Carl Sandburg left his hometown, he wrote, with a determination to be more than ''just another Swede boy'' here. He was very proud. He returned in triumph years later, but as a young writer with high ambitions he left Galesburg behind. He slowly gained recognition, but not yet in Galesburg. A fitting proverb might be: ''A prophet is not without honor except in his hometown.''
With much effort, Sandburg rose to be a first rate poet, writer and Lincoln biographer. Galesburg paid little attention to and showed little appreciation for him while he was gaining stature nationwide.
Sandburg's birthplace was of no evident interest here. The Sandburg family lived in three other Sandburg homes which were more adequate. The first was at 641 East South Street from 1879 to 1882; and later two at 809 and 810 East Berrien Street. The last, at 809 is still a sturdy two-story home where young Sandburg lived for 17 years. This was the one Sandburg's two older sisters wanted to be known as the famous writer's Galesburg home. And it almost happened that way.
Enter Adda Gentry George, widow of a Knox College professor. She was a former English teacher at Galesburg High School and later in Milwaukee. She remembered reading a newspaper column in the Milwaukee Journal written by Sandburg wherein he described being born in a little three room frame house near the railroad tracks. His father August toiled ten hours a day, six days a week in the car shops of the C.B.& Q.
After retiring, Adda George moved back to Galesburg, her hometown. She was a graduate of Knox College, class of 1895. She was surprised that no one knew the location of the little birthplace. When asked, Sandburg's older sisters, Mary and Margaret, at first feigned ignorance of it, but Adda George persisted. They finally gave in and told her it was on East Third Street near the tracks. Mrs. George found it to be a very run-down tiny home at 331 East Third.
The home in 1945 was that of an elderly immigrant woman who knew nothing of Sandburg. She was suspicious of Mrs. George's intentions. But Adda George was triumphant. She had found her prize! She made a sign which read: ''In this house famed poet Carl Sandburg was born,'' which she placed on the little house. The woman removed it. Adda replaced it with a permanent plaque placed on the terrace.
Adda George quickly formed the Carl Sandburg Association, which raised funds to purchase the site for $1,200. She had to advance most of this to secure the home. Later donations repaid her. A Board of Directors was formed and the home was restored and opened to visitors. Gifts of furniture, some from the Sandburg sisters, soon came in.
The dedication of the birthplace took place October 7, 1946. Marshall Field agreed to be the speaker. (Sandburg first achieved artistic recognition in Chicago for his ''Chicago Poems,'' then for his six-volume Lincoln biography and for his children's ''Rootabaga Tales.'') The dedication was a grand affair with reporters and photographers coming from New York and Chicago. Also speaking that day was Professor Herman Muelder of Knox College. He credited Adda Gentry George with ''giving Galesburg a new importance.

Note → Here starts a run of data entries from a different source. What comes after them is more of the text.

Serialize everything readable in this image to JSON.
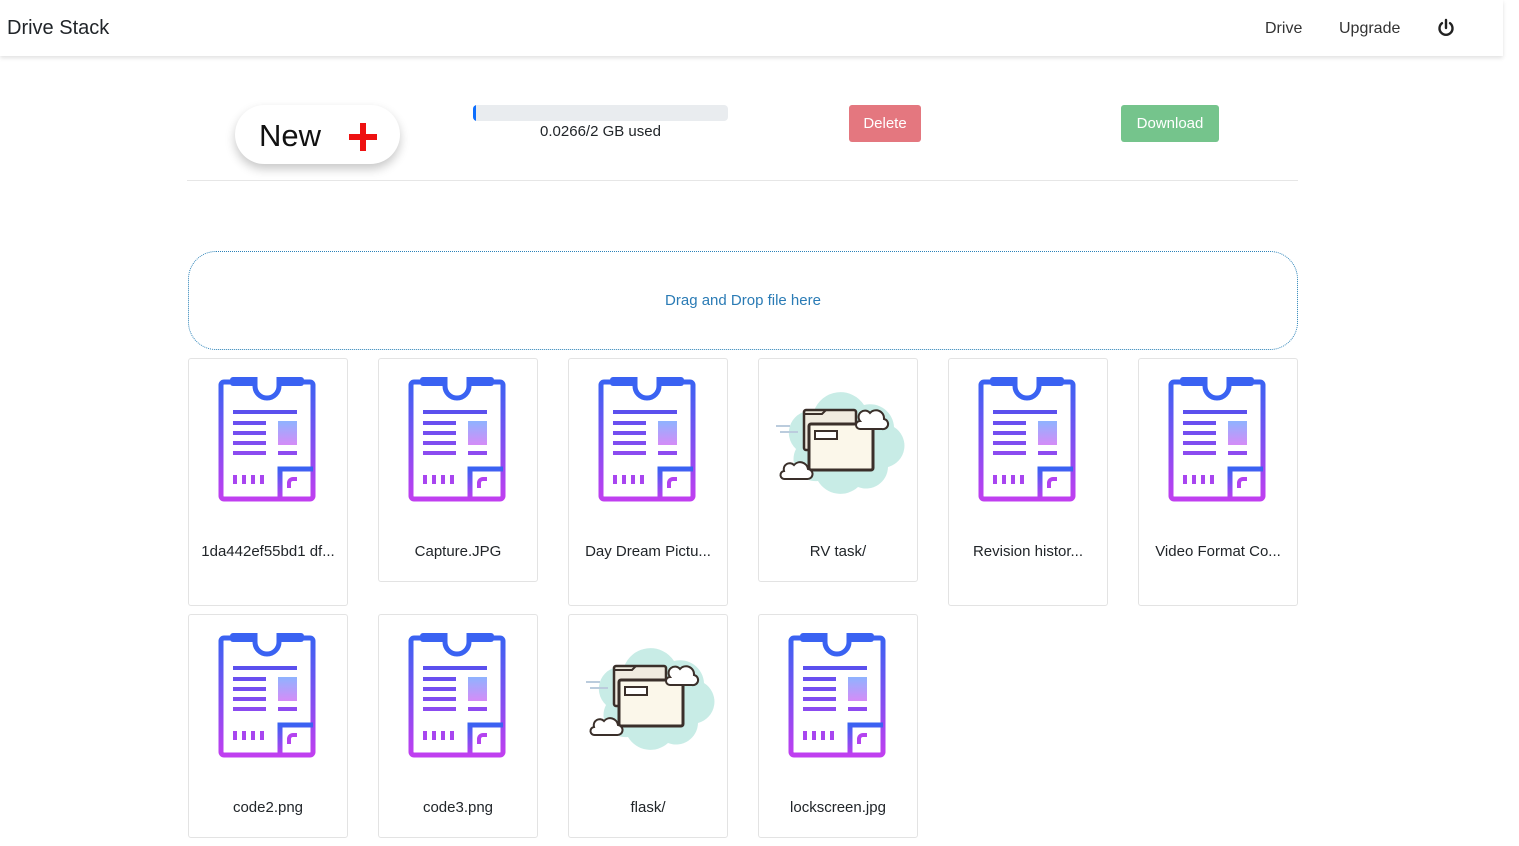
{
  "navbar": {
    "brand": "Drive Stack",
    "links": [
      {
        "label": "Drive"
      },
      {
        "label": "Upgrade"
      }
    ],
    "power_icon": "power-icon"
  },
  "toolbar": {
    "new_label": "New",
    "new_icon": "plus-icon",
    "storage": {
      "used_fraction": 0.0133,
      "text": "0.0266/2 GB used"
    },
    "delete_label": "Delete",
    "download_label": "Download"
  },
  "dropzone": {
    "text": "Drag and Drop file here"
  },
  "files": [
    {
      "name": "1da442ef55bd1 df...",
      "kind": "file"
    },
    {
      "name": "Capture.JPG",
      "kind": "file"
    },
    {
      "name": "Day Dream Pictu...",
      "kind": "file"
    },
    {
      "name": "RV task/",
      "kind": "folder"
    },
    {
      "name": "Revision histor...",
      "kind": "file"
    },
    {
      "name": "Video Format Co...",
      "kind": "file"
    },
    {
      "name": "code2.png",
      "kind": "file"
    },
    {
      "name": "code3.png",
      "kind": "file"
    },
    {
      "name": "flask/",
      "kind": "folder"
    },
    {
      "name": "lockscreen.jpg",
      "kind": "file"
    }
  ],
  "colors": {
    "accent": "#0d6efd",
    "delete": "#e4777f",
    "download": "#75c48c",
    "dropzone_border": "#2b82b8",
    "file_icon_top": "#3a62f2",
    "file_icon_bottom": "#c03ff0"
  }
}
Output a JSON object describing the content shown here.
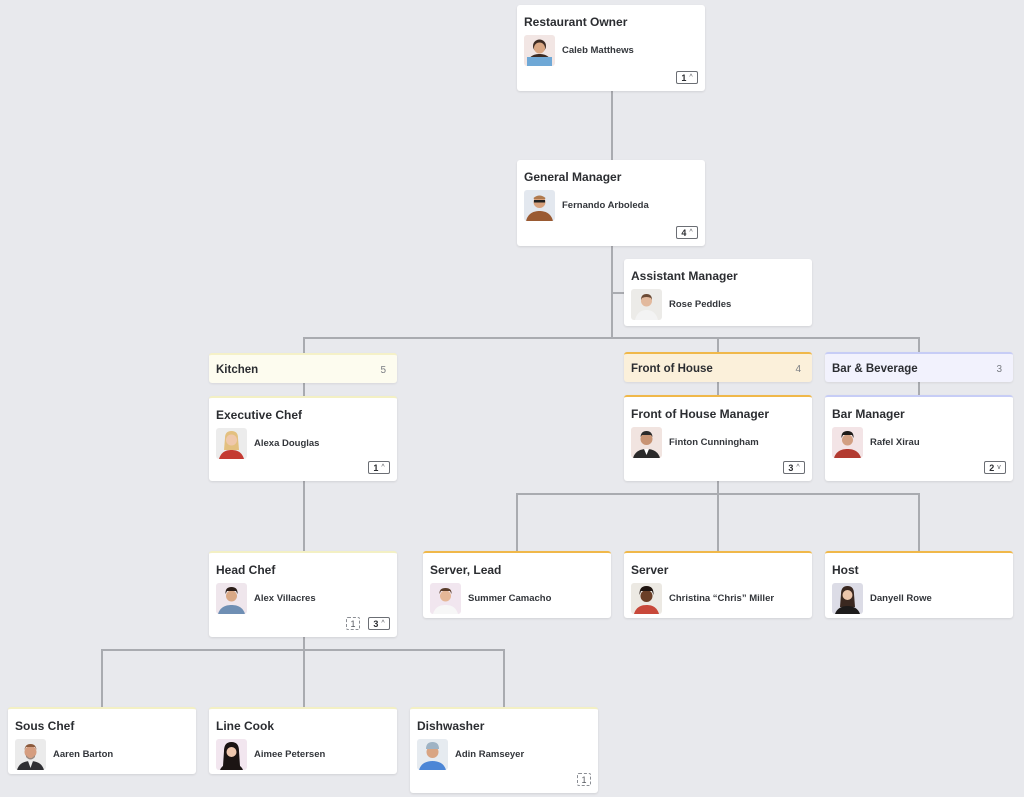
{
  "colors": {
    "background": "#e8e9ed",
    "connector": "#a9abb0",
    "kitchen_accent": "#f5f1c8",
    "front_of_house_accent": "#f0b84a",
    "bar_accent": "#c7cdf6"
  },
  "nodes": {
    "owner": {
      "title": "Restaurant Owner",
      "name": "Caleb Matthews",
      "reports": "1",
      "toggle_icon": "chevron-up"
    },
    "gm": {
      "title": "General Manager",
      "name": "Fernando Arboleda",
      "reports": "4",
      "toggle_icon": "chevron-up"
    },
    "asst": {
      "title": "Assistant Manager",
      "name": "Rose Peddles"
    },
    "exec_chef": {
      "title": "Executive Chef",
      "name": "Alexa Douglas",
      "reports": "1",
      "toggle_icon": "chevron-up"
    },
    "foh_mgr": {
      "title": "Front of House Manager",
      "name": "Finton Cunningham",
      "reports": "3",
      "toggle_icon": "chevron-up"
    },
    "bar_mgr": {
      "title": "Bar Manager",
      "name": "Rafel Xirau",
      "reports": "2",
      "toggle_icon": "chevron-down"
    },
    "head_chef": {
      "title": "Head Chef",
      "name": "Alex Villacres",
      "assistants": "1",
      "reports": "3",
      "toggle_icon": "chevron-up"
    },
    "server_lead": {
      "title": "Server, Lead",
      "name": "Summer Camacho"
    },
    "server": {
      "title": "Server",
      "name": "Christina “Chris” Miller"
    },
    "host": {
      "title": "Host",
      "name": "Danyell Rowe"
    },
    "sous_chef": {
      "title": "Sous Chef",
      "name": "Aaren Barton"
    },
    "line_cook": {
      "title": "Line Cook",
      "name": "Aimee Petersen"
    },
    "dishwasher": {
      "title": "Dishwasher",
      "name": "Adin Ramseyer",
      "assistants": "1"
    }
  },
  "departments": {
    "kitchen": {
      "label": "Kitchen",
      "count": "5"
    },
    "foh": {
      "label": "Front of House",
      "count": "4"
    },
    "bar": {
      "label": "Bar & Beverage",
      "count": "3"
    }
  },
  "chevrons": {
    "up": "^",
    "down": "v"
  }
}
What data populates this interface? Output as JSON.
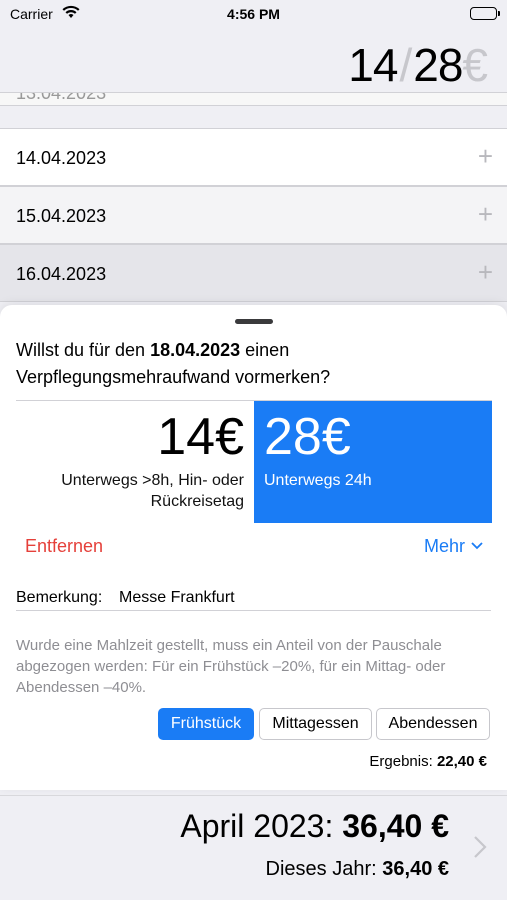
{
  "status": {
    "carrier": "Carrier",
    "time": "4:56 PM"
  },
  "header": {
    "amount_a": "14",
    "separator": "/",
    "amount_b": "28",
    "currency": "€"
  },
  "list": {
    "partial_date": "13.04.2023",
    "rows": [
      {
        "date": "14.04.2023",
        "action": "+"
      },
      {
        "date": "15.04.2023",
        "action": "+"
      },
      {
        "date": "16.04.2023",
        "action": "+"
      }
    ]
  },
  "sheet": {
    "question_prefix": "Willst du für den ",
    "question_date": "18.04.2023",
    "question_suffix": " einen Verpflegungsmehraufwand vormerken?",
    "option_a": {
      "amount": "14€",
      "desc": "Unterwegs >8h, Hin- oder Rückreisetag"
    },
    "option_b": {
      "amount": "28€",
      "desc": "Unterwegs 24h"
    },
    "remove_label": "Entfernen",
    "more_label": "Mehr",
    "remark_label": "Bemerkung:",
    "remark_value": "Messe Frankfurt",
    "hint": "Wurde eine Mahlzeit gestellt, muss ein Anteil von der Pauschale abgezogen werden: Für ein Frühstück –20%, für ein Mittag- oder Abendessen –40%.",
    "meals": {
      "breakfast": "Frühstück",
      "lunch": "Mittagessen",
      "dinner": "Abendessen"
    },
    "result_label": "Ergebnis:",
    "result_value": "22,40 €"
  },
  "summary": {
    "month_label": "April 2023:",
    "month_value": "36,40 €",
    "year_label": "Dieses Jahr:",
    "year_value": "36,40 €"
  },
  "colors": {
    "accent": "#1a7cf5",
    "destructive": "#e5403a"
  }
}
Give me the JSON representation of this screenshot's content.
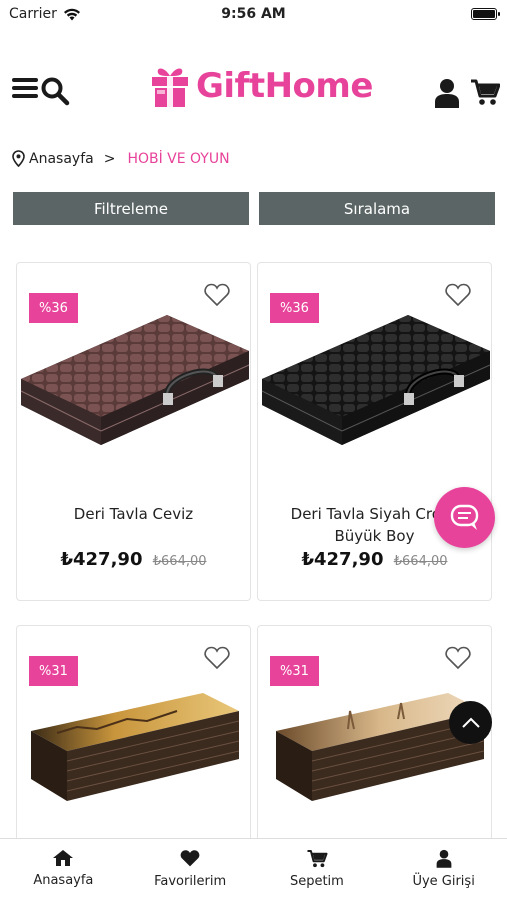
{
  "status_bar": {
    "carrier": "Carrier",
    "time": "9:56 AM"
  },
  "header": {
    "logo_text": "GiftHome"
  },
  "breadcrumb": {
    "home": "Anasayfa",
    "separator": ">",
    "current": "HOBİ VE OYUN"
  },
  "toolbar": {
    "filter_label": "Filtreleme",
    "sort_label": "Sıralama"
  },
  "products": [
    {
      "badge": "%36",
      "name": "Deri Tavla Ceviz",
      "price": "₺427,90",
      "old_price": "₺664,00"
    },
    {
      "badge": "%36",
      "name": "Deri Tavla Siyah Croco Büyük Boy",
      "price": "₺427,90",
      "old_price": "₺664,00"
    },
    {
      "badge": "%31"
    },
    {
      "badge": "%31"
    }
  ],
  "bottom_nav": [
    {
      "label": "Anasayfa",
      "icon": "home-icon"
    },
    {
      "label": "Favorilerim",
      "icon": "heart-icon"
    },
    {
      "label": "Sepetim",
      "icon": "cart-icon"
    },
    {
      "label": "Üye Girişi",
      "icon": "user-icon"
    }
  ],
  "colors": {
    "brand": "#e8439a",
    "toolbar": "#5b6566"
  }
}
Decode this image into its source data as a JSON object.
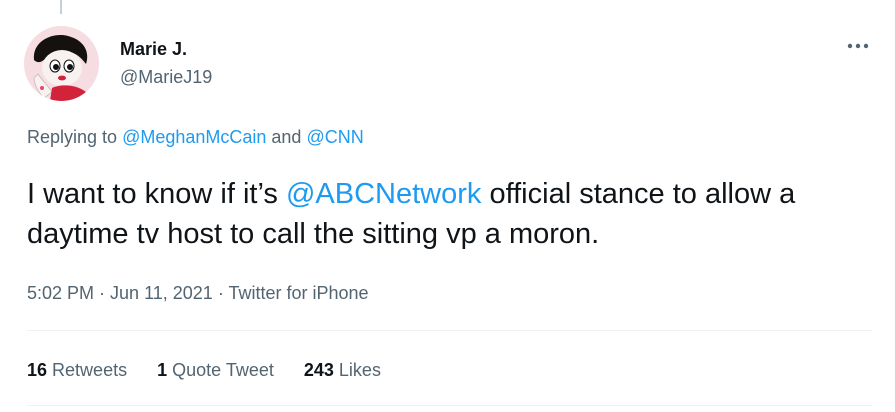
{
  "tweet": {
    "author": {
      "display_name": "Marie J.",
      "handle": "@MarieJ19",
      "avatar_icon": "cartoon-avatar-image"
    },
    "more_icon": "ellipsis-icon",
    "replying": {
      "prefix": "Replying to ",
      "mention_1": "@MeghanMcCain",
      "joiner": " and ",
      "mention_2": "@CNN"
    },
    "text": {
      "part_1": "I want to know if it’s ",
      "mention": "@ABCNetwork",
      "part_2": " official stance to allow a daytime tv host to call the sitting vp a moron."
    },
    "meta": {
      "time": "5:02 PM",
      "separator": " · ",
      "date": "Jun 11, 2021",
      "source": "Twitter for iPhone"
    },
    "stats": [
      {
        "count": "16",
        "label": "Retweets"
      },
      {
        "count": "1",
        "label": "Quote Tweet"
      },
      {
        "count": "243",
        "label": "Likes"
      }
    ]
  },
  "colors": {
    "text_primary": "#0f1419",
    "text_secondary": "#536471",
    "accent": "#1d9bf0",
    "divider": "#eff3f4"
  }
}
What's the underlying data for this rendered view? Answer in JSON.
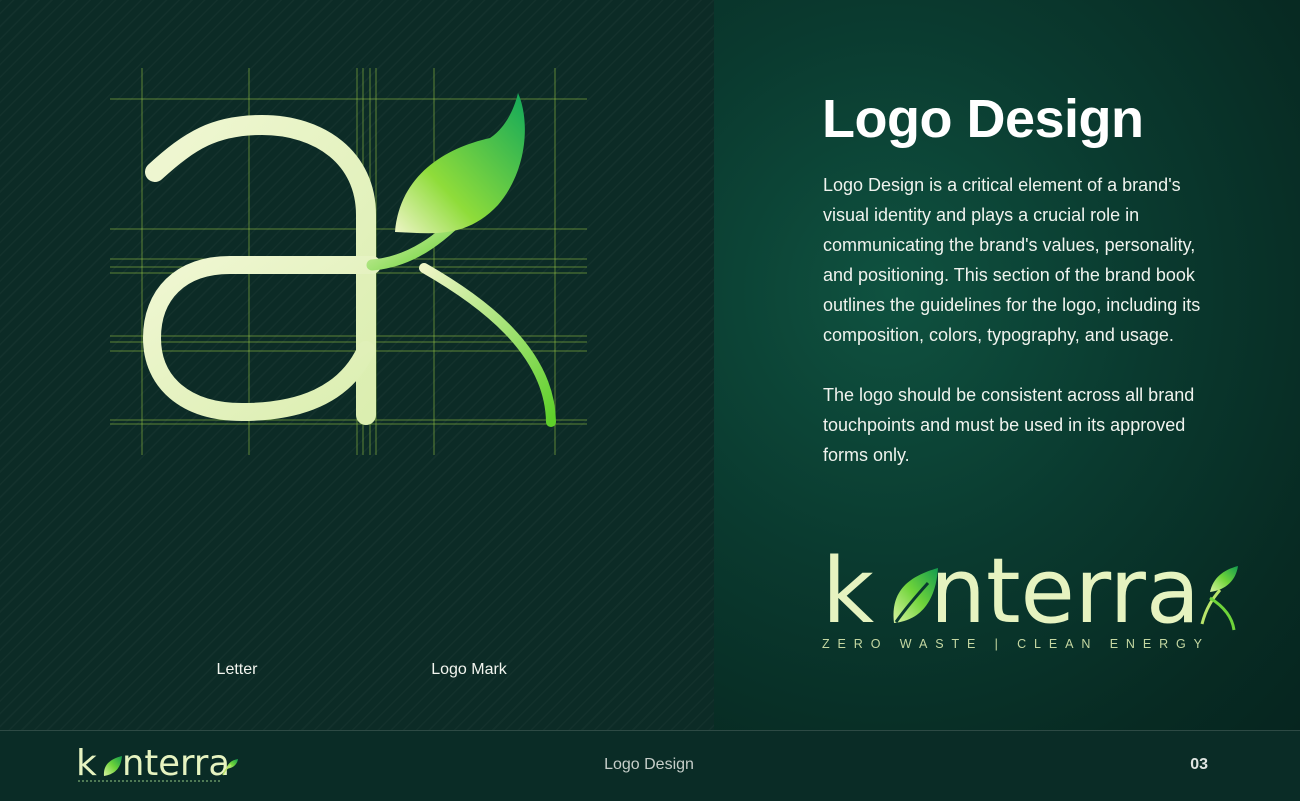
{
  "main": {
    "heading": "Logo Design",
    "paragraph_1": "Logo Design is a critical element of a brand's visual identity and plays a crucial role in communicating the brand's values, personality, and positioning. This section of the brand book outlines the guidelines for the logo, including its composition, colors, typography, and usage.",
    "paragraph_2": "The logo should be consistent across all brand touchpoints and must be used in its approved forms only."
  },
  "construction": {
    "caption_left": "Letter",
    "caption_right": "Logo Mark"
  },
  "logo": {
    "wordmark_start": "k",
    "wordmark_end": "nterra",
    "tagline": "ZERO WASTE | CLEAN ENERGY",
    "icon": "leaf-icon"
  },
  "footer": {
    "section_title": "Logo Design",
    "page_number": "03"
  },
  "colors": {
    "background_dark": "#0c2b26",
    "panel_green": "#0f5240",
    "letter_cream": "#e8f3c4",
    "leaf_green": "#2bb24a",
    "leaf_lime": "#8ee03a",
    "grid_line": "#9ccc45"
  }
}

It now had an important landmark.''
Sandburg himself did not attend the 1946 dedication. he first saw his restored birthplace in 1948, on his 70th birthday. He was surprised and grateful for this belated hometown recognition, according to Mrs. George. He spoke at GHS and was house guest of Knox College President Lyndon Brown.
A tribute to Adda Gentry George and to Juanita Bednar, the two heroines of the Birthplace, was written by Gerald J. Shea and is part of the large Birthplace file at the Galesburg Public Library. It is a complete report of the discovery and how these two women completed the restoration.
Foremost among the volunteer hosts and hostesses serving the Birthplace were Lauren and Mary Goff, who gave many years of dedicated service. Many others served on the board and greeted visitors, etc.
The State of Illinois did not assume custody of the Birthplace until 1970. This was a great relief and benefit to Galesburg. Many valuable improvements have been made by the State, including the recent museum next door.
But we should not overlook the years of dedication of local volunteers -- especially the original stubborn determination of Adda Gentry George to find and restore the little birth house of Galesburg's most outstanding personality. And to Juanita Bednar, her partner -- and to the Goffs and to many others. It was a labor of love.
I can still see Adda George, a slim smiling, bright-eyed figure in her sixties, driving her old Chevy, always on business to forward the preservation of the little house at 331 East Fourth Street, which she alone discovered and saved for posterity.